At one time Mario Giacomelli was close in stature to Henri Cartier-Bresson, but some unwise deals and an over-saturation of prints created a bad case of over-exposure. He died in 2000 before the market had caught back up with him. He's still highly undervalued.

Born in 1925 in Senigallia, Giacomelli was a self-taught photographer inspired by the neo-realist films of
 Vittorio De Sica and Roberto Rossellini. His subjects ranged from the landscape of southern Italy and life in the rural villages, to hallucinatory photographs of the elderly (shot in a nursing home where his mother worked) and pilgrimages to Lourdes. He made aerial shots of bathers 40 years before Richard Misrach and rented tractors to carve lines out of the hills anticipating the earthworks of the 1970s and 80s. He had range.

He said about his photography, “I try to photograph thoughts”, but what he really photographed were dreams.





6 comments:

Molly Stevens said...

I've always wanted to know what's going on in this (see link below) Giacomelli image.

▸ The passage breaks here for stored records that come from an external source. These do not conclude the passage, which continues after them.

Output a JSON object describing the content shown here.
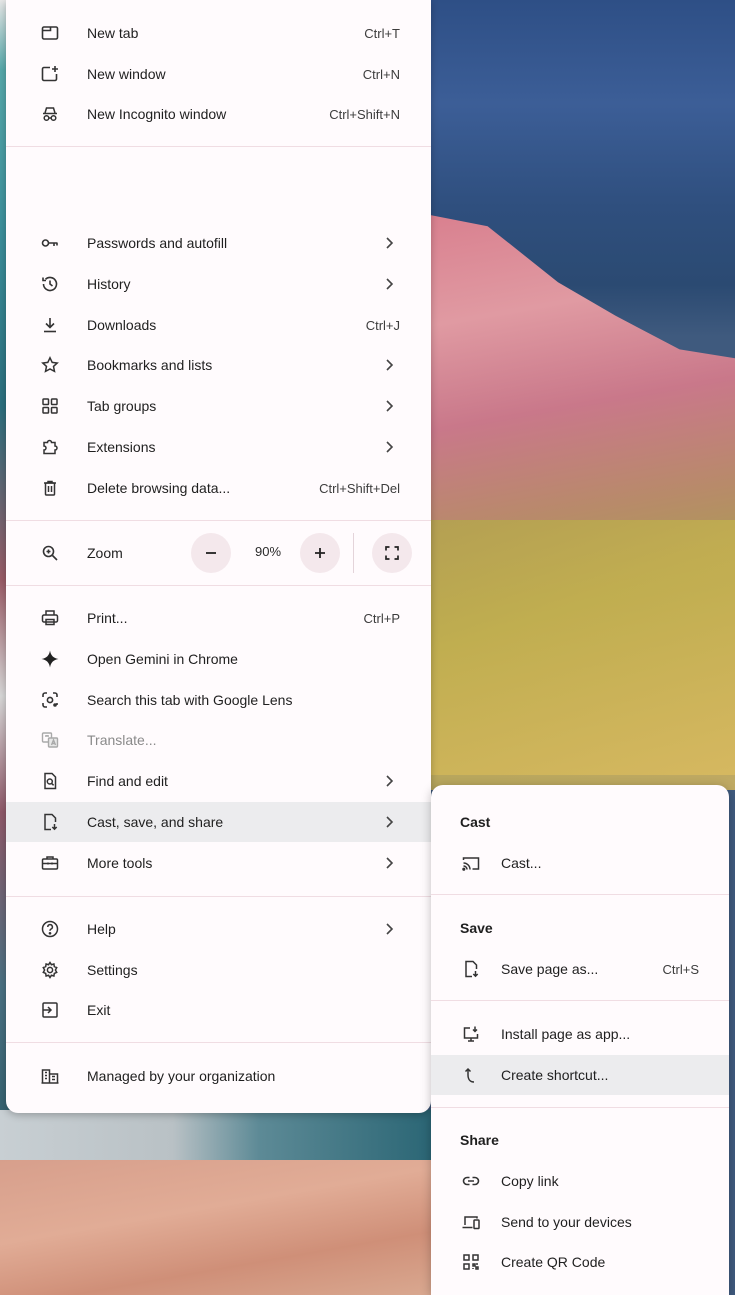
{
  "colors": {
    "menu_bg": "#fffbfd",
    "highlight": "#ececee",
    "zoom_btn": "#f4e8ec"
  },
  "menu": {
    "top_items": [
      {
        "label": "New tab",
        "shortcut": "Ctrl+T",
        "icon": "new-tab-icon"
      },
      {
        "label": "New window",
        "shortcut": "Ctrl+N",
        "icon": "new-window-icon"
      },
      {
        "label": "New Incognito window",
        "shortcut": "Ctrl+Shift+N",
        "icon": "incognito-icon"
      }
    ],
    "mid_items": [
      {
        "label": "Passwords and autofill",
        "icon": "key-icon",
        "submenu": true
      },
      {
        "label": "History",
        "icon": "history-icon",
        "submenu": true
      },
      {
        "label": "Downloads",
        "shortcut": "Ctrl+J",
        "icon": "download-icon"
      },
      {
        "label": "Bookmarks and lists",
        "icon": "star-icon",
        "submenu": true
      },
      {
        "label": "Tab groups",
        "icon": "tab-groups-icon",
        "submenu": true
      },
      {
        "label": "Extensions",
        "icon": "puzzle-icon",
        "submenu": true
      },
      {
        "label": "Delete browsing data...",
        "shortcut": "Ctrl+Shift+Del",
        "icon": "trash-icon"
      }
    ],
    "zoom": {
      "label": "Zoom",
      "value": "90%",
      "minus": "−",
      "plus": "+"
    },
    "tool_items": [
      {
        "label": "Print...",
        "shortcut": "Ctrl+P",
        "icon": "printer-icon"
      },
      {
        "label": "Open Gemini in Chrome",
        "icon": "gemini-sparkle-icon"
      },
      {
        "label": "Search this tab with Google Lens",
        "icon": "lens-icon"
      },
      {
        "label": "Translate...",
        "icon": "translate-icon",
        "disabled": true
      },
      {
        "label": "Find and edit",
        "icon": "find-page-icon",
        "submenu": true
      },
      {
        "label": "Cast, save, and share",
        "icon": "cast-save-share-icon",
        "submenu": true,
        "highlighted": true
      },
      {
        "label": "More tools",
        "icon": "toolbox-icon",
        "submenu": true
      }
    ],
    "help_items": [
      {
        "label": "Help",
        "icon": "help-icon",
        "submenu": true
      },
      {
        "label": "Settings",
        "icon": "gear-icon"
      },
      {
        "label": "Exit",
        "icon": "exit-icon"
      }
    ],
    "managed": {
      "label": "Managed by your organization",
      "icon": "building-icon"
    }
  },
  "submenu": {
    "cast_heading": "Cast",
    "cast_item": "Cast...",
    "save_heading": "Save",
    "save_page": {
      "label": "Save page as...",
      "shortcut": "Ctrl+S"
    },
    "install_app": "Install page as app...",
    "create_shortcut": "Create shortcut...",
    "share_heading": "Share",
    "copy_link": "Copy link",
    "send_devices": "Send to your devices",
    "qr_code": "Create QR Code"
  }
}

Do you know?

Title: La Buona Terra No. 219, 1964-65

http://lasmeninas.blog.kataweb.it/files/photos/uncategorized/05.jpg

The Year in Pictures said...

Yes, I've shown the image and it's children climbing up a hay bale. Giacomelli's bleaching out of the middle ground create the surreal atmosphere.

Alice Olive said...

Capturing thoughts or dreams, that's a beautiful approach.

These are stunning. I love the high contrast between the black and white and the simple construction. Beautiful.

frankg said...

I've always loved his work.
Our local online seller has 3 books, can anyone recommend the best of the 3 as I cant get to see them before ordering:
1. Mario Giacomelli:Evoking Shadow
2. Mario Giacomelli:Cose Mai Viste
3.Mario Giacomelli:AlistairCrawford

thanks
Frank

Topsy Turvy said...

Beautiful images!

Anonymous said...

If anyone is reading this from tokyo or visiting before may, there is a retrospective of his work at the photo museum..
http://www.syabi.com/details/mario.html